[EXTRACTED INFORMATION]:
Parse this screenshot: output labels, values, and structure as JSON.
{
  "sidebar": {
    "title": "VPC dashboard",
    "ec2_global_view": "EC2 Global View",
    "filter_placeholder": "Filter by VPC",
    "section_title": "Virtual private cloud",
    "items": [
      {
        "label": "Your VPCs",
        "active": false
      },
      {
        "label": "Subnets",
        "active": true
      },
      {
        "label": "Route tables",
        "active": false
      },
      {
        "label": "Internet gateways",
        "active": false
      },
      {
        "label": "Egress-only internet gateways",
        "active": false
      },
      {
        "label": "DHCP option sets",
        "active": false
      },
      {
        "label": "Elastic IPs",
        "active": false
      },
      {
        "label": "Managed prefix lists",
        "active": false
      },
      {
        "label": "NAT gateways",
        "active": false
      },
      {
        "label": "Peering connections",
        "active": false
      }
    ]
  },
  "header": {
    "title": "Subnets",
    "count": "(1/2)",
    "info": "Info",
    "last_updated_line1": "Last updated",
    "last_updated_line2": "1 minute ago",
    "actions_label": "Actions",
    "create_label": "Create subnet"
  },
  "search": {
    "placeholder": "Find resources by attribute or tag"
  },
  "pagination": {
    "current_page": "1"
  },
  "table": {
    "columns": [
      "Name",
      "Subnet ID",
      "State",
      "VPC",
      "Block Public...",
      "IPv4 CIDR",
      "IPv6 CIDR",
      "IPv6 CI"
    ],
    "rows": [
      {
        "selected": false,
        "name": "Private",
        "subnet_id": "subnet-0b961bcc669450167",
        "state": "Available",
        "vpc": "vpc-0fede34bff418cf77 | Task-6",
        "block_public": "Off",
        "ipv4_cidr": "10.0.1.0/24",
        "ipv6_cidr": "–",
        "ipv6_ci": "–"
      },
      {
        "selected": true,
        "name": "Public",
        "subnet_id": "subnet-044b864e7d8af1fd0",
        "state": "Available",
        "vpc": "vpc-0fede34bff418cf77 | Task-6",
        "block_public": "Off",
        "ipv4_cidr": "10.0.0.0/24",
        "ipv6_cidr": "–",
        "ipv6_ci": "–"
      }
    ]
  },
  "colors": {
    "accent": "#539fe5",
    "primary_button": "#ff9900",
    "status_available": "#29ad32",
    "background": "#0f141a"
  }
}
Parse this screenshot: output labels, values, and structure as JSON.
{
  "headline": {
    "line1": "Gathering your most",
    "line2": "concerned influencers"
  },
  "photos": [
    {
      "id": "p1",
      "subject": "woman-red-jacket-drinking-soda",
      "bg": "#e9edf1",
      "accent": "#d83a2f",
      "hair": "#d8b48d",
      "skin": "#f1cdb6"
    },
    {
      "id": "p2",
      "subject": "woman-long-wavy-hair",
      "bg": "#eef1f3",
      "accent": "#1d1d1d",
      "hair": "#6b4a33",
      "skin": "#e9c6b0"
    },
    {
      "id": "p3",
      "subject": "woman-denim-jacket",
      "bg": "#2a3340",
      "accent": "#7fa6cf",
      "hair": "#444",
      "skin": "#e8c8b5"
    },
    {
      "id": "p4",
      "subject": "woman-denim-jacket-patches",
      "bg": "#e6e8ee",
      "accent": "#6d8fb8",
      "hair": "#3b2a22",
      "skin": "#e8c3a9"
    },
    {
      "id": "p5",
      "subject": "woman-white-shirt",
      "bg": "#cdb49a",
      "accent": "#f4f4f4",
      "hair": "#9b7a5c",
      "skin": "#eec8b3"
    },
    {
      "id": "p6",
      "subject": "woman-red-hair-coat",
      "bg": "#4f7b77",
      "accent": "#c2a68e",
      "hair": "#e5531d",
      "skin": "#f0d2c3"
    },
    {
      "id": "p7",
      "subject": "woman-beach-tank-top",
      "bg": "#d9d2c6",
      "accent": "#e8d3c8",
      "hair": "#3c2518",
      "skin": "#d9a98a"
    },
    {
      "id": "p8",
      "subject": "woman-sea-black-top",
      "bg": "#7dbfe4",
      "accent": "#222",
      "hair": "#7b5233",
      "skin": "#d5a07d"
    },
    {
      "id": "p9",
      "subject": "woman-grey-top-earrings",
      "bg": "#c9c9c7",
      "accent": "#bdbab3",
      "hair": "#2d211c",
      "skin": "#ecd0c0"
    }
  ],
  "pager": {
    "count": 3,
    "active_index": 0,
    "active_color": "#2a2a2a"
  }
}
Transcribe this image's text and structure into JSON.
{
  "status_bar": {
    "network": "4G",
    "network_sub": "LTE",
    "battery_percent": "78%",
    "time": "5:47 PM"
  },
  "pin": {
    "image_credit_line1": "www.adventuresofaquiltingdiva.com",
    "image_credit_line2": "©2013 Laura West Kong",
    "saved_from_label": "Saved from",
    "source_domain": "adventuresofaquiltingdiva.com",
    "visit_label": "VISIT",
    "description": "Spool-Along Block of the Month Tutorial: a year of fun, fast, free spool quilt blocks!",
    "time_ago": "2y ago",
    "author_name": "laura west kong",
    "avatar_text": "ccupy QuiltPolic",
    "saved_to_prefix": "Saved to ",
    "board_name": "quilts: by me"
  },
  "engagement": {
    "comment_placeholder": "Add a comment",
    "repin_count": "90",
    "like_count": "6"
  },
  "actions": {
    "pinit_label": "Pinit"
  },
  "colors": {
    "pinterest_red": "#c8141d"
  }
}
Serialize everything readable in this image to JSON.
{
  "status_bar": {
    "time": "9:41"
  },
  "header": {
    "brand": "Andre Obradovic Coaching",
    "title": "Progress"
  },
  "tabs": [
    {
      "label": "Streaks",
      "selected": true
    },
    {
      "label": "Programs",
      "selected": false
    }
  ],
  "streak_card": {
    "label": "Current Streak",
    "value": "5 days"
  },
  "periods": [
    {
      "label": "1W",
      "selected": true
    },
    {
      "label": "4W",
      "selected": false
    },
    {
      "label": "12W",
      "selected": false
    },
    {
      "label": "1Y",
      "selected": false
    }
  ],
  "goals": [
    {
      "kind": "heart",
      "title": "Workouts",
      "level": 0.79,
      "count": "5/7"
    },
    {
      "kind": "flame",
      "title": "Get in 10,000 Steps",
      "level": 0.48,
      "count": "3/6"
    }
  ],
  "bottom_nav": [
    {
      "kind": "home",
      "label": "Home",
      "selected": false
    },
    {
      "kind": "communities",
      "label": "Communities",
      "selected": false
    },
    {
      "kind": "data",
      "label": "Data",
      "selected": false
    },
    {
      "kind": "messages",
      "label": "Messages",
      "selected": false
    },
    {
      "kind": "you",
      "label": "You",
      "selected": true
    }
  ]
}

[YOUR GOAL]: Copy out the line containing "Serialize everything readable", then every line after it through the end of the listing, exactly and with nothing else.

[WRITTEN RESPONSE]:
Serialize everything readable in this image to JSON.
{
  "status_bar": {
    "time": "9:41"
  },
  "header": {
    "brand": "Andre Obradovic Coaching",
    "title": "Progress"
  },
  "tabs": [
    {
      "label": "Streaks",
      "selected": true
    },
    {
      "label": "Programs",
      "selected": false
    }
  ],
  "streak_card": {
    "label": "Current Streak",
    "value": "5 days"
  },
  "periods": [
    {
      "label": "1W",
      "selected": true
    },
    {
      "label": "4W",
      "selected": false
    },
    {
      "label": "12W",
      "selected": false
    },
    {
      "label": "1Y",
      "selected": false
    }
  ],
  "goals": [
    {
      "kind": "heart",
      "title": "Workouts",
      "level": 0.79,
      "count": "5/7"
    },
    {
      "kind": "flame",
      "title": "Get in 10,000 Steps",
      "level": 0.48,
      "count": "3/6"
    }
  ],
  "bottom_nav": [
    {
      "kind": "home",
      "label": "Home",
      "selected": false
    },
    {
      "kind": "communities",
      "label": "Communities",
      "selected": false
    },
    {
      "kind": "data",
      "label": "Data",
      "selected": false
    },
    {
      "kind": "messages",
      "label": "Messages",
      "selected": false
    },
    {
      "kind": "you",
      "label": "You",
      "selected": true
    }
  ]
}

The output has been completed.